> [PROBLEM DESCRIPTION]
Pull every line containing "Windows" from the data.

#####

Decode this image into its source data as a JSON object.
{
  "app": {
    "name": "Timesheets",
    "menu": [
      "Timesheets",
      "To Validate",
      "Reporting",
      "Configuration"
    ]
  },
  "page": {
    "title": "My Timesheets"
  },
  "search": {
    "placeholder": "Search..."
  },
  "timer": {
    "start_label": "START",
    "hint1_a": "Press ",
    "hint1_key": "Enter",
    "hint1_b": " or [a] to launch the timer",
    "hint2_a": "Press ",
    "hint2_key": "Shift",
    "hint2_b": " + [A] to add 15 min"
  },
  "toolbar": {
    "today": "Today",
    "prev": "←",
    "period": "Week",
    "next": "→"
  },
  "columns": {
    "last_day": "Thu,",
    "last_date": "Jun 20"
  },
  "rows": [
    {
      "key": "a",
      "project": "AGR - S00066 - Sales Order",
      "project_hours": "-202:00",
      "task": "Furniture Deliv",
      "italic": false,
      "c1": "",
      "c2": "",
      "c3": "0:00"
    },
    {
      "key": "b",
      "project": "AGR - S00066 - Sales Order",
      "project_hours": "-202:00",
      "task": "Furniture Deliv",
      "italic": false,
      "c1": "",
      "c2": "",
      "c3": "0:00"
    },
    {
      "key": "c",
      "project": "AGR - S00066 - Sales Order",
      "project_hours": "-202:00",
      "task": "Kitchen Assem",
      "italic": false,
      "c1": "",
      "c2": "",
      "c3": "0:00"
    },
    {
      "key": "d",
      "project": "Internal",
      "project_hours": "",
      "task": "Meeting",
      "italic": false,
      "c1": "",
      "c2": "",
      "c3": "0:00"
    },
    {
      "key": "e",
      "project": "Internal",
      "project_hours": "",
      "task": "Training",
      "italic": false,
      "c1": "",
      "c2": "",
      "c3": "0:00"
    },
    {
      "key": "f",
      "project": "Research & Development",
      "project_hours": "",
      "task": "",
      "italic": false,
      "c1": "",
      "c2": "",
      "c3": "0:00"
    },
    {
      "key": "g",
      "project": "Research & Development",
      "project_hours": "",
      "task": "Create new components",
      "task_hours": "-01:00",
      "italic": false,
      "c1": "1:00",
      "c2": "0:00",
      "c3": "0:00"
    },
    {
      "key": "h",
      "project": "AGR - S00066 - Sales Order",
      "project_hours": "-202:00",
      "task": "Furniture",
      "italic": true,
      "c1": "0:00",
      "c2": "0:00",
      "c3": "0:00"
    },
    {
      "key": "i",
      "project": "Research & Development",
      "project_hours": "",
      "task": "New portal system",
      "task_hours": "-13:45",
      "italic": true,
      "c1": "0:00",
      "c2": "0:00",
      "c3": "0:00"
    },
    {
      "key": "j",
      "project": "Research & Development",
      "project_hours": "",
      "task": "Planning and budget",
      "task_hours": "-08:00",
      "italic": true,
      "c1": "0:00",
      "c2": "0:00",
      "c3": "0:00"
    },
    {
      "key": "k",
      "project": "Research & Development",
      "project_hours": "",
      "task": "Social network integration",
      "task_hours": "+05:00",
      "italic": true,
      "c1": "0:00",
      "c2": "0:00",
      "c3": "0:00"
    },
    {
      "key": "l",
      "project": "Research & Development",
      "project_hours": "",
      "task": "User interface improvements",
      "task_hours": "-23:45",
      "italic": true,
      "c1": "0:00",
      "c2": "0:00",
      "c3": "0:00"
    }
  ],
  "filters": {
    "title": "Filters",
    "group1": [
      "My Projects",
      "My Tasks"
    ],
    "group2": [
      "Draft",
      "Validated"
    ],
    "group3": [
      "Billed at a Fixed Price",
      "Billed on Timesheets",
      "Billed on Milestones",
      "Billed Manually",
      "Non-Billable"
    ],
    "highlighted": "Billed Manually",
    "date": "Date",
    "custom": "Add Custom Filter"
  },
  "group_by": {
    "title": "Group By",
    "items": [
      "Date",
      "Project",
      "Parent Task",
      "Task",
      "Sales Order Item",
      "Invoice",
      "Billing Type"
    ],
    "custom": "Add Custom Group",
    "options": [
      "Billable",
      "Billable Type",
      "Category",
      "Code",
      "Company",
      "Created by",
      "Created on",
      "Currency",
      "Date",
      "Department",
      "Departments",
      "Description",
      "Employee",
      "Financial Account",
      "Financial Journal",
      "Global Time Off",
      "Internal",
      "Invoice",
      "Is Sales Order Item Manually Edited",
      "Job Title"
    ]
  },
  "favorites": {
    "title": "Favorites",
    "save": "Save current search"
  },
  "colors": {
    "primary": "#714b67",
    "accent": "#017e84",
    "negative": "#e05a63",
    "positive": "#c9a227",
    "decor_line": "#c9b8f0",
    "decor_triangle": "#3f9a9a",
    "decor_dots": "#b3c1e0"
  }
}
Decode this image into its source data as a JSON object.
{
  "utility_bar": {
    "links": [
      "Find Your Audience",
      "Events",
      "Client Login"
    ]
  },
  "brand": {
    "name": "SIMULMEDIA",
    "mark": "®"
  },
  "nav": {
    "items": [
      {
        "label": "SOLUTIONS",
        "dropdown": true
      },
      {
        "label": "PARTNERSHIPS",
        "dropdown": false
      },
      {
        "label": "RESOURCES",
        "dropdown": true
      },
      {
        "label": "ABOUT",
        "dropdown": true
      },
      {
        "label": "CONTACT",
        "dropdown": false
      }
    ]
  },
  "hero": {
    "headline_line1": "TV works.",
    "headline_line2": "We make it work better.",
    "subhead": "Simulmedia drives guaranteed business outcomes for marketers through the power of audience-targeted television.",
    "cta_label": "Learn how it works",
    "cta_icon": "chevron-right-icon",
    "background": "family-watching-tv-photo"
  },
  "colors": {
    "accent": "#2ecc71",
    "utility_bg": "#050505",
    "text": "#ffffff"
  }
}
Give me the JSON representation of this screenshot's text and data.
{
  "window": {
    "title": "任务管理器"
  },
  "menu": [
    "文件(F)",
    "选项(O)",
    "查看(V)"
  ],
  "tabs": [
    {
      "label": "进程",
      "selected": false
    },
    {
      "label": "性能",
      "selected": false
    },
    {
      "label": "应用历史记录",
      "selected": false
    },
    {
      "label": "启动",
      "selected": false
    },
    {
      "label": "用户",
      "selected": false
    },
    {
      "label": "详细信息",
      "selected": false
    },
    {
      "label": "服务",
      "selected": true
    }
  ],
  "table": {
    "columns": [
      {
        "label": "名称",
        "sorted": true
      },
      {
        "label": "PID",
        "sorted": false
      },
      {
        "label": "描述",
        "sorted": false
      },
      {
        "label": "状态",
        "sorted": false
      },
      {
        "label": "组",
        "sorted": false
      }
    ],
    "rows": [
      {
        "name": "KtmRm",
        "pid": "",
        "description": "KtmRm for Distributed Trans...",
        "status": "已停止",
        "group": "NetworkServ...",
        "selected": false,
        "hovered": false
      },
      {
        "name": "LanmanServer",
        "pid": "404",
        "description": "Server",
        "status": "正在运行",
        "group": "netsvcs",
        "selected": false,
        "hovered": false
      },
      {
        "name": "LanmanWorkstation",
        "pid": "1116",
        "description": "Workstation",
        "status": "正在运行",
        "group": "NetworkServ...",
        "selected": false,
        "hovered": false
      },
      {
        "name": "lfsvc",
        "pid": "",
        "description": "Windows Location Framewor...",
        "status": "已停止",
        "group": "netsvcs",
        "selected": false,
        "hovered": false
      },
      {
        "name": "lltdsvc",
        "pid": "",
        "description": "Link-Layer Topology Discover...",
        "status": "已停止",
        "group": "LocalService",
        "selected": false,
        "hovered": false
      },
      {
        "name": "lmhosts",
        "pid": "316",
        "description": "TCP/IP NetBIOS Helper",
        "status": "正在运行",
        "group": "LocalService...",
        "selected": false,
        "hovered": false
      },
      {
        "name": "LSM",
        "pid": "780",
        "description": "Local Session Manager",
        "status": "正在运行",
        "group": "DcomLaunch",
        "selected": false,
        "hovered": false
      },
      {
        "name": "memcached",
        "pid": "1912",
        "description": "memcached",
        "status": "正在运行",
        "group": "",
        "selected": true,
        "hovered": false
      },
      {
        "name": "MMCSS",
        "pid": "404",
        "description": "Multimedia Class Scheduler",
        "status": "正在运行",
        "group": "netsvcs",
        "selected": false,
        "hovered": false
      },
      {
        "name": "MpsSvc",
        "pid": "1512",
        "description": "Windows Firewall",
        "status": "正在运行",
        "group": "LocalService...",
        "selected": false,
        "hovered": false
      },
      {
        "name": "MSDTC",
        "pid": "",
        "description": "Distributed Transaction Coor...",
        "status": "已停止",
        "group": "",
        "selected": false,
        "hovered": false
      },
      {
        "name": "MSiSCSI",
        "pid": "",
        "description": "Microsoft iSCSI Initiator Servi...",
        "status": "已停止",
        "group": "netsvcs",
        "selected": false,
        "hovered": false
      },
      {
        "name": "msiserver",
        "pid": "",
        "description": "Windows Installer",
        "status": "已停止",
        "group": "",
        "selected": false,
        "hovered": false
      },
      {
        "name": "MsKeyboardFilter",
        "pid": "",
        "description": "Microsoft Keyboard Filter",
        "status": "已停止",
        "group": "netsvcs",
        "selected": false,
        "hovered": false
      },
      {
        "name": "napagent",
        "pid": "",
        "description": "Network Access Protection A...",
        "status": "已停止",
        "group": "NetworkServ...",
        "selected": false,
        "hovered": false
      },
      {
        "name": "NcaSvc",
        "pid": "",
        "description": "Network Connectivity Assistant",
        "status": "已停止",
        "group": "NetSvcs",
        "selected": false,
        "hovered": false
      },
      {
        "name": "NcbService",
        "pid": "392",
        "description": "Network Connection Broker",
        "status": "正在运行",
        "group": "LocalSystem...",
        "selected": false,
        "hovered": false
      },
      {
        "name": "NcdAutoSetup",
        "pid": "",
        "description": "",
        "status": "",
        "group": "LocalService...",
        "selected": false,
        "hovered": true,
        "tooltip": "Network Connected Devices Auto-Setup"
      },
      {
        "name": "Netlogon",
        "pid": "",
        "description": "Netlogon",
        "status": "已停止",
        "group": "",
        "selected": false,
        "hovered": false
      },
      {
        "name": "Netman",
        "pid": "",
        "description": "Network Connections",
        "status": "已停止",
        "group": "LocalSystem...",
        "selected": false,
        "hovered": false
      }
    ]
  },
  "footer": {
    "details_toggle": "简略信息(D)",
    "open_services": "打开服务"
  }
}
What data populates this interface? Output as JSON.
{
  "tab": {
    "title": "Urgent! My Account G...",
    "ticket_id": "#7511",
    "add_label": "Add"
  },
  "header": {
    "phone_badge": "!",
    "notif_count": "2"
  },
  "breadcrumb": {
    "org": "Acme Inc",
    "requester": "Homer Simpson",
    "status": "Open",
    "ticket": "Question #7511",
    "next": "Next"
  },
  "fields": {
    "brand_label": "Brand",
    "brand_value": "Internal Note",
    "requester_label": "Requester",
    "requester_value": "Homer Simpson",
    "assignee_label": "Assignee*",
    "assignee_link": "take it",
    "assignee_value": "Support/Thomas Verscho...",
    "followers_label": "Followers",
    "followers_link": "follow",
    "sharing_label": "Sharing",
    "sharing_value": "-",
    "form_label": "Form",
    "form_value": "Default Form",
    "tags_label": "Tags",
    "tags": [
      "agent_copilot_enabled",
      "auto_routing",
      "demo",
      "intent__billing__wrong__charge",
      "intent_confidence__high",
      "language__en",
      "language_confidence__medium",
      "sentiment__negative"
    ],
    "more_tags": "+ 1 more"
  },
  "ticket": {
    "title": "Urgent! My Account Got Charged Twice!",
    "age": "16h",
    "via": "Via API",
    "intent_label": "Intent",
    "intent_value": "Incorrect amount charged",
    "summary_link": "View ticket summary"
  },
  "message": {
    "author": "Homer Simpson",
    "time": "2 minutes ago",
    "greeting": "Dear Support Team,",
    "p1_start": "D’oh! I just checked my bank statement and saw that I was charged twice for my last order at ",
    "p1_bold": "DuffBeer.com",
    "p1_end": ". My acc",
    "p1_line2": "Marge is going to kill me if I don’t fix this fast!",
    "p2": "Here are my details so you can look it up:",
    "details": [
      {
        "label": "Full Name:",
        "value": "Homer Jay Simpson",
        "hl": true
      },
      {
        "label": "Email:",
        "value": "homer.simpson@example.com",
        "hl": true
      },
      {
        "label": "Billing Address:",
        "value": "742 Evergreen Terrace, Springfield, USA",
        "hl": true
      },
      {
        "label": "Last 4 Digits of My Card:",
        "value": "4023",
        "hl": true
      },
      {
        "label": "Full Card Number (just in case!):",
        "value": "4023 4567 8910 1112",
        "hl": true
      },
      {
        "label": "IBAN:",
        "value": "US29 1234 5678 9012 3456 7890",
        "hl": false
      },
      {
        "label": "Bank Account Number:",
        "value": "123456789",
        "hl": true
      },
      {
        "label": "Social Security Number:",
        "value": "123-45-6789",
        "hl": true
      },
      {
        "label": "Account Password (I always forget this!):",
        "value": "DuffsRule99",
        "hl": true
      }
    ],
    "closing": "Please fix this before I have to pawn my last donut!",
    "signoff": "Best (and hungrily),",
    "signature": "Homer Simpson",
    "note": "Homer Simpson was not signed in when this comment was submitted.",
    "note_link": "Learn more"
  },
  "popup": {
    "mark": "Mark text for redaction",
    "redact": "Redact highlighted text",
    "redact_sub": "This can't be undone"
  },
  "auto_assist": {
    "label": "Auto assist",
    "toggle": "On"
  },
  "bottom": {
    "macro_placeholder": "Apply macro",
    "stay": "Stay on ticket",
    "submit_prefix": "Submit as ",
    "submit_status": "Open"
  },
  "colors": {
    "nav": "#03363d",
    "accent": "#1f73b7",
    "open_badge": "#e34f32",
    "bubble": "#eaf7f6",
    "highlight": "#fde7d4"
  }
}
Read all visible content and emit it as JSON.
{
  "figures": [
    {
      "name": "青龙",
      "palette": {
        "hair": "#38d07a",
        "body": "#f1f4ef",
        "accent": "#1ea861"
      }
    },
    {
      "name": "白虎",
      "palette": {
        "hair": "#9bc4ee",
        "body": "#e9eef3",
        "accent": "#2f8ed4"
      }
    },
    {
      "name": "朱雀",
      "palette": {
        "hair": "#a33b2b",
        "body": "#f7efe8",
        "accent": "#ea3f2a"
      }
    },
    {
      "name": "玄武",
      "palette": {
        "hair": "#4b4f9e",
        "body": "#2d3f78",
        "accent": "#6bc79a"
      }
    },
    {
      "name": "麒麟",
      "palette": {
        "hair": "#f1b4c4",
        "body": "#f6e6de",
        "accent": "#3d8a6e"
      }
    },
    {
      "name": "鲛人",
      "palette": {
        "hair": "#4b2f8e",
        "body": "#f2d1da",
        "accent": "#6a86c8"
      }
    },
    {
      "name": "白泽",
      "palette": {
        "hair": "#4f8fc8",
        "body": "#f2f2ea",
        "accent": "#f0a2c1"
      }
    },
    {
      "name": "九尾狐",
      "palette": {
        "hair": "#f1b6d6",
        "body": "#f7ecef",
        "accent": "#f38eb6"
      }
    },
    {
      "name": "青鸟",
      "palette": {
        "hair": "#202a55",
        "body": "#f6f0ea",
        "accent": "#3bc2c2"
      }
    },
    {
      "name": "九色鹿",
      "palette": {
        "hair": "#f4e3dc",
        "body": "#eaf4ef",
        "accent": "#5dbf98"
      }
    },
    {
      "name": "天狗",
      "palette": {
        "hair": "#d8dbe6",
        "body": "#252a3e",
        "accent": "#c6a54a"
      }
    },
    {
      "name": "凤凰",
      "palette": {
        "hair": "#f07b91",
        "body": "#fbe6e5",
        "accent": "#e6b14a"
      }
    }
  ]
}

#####

> [EXPECTED OUTPUT]
        "description": "Windows Location Framewor...",
        "description": "Windows Firewall",
        "description": "Windows Installer",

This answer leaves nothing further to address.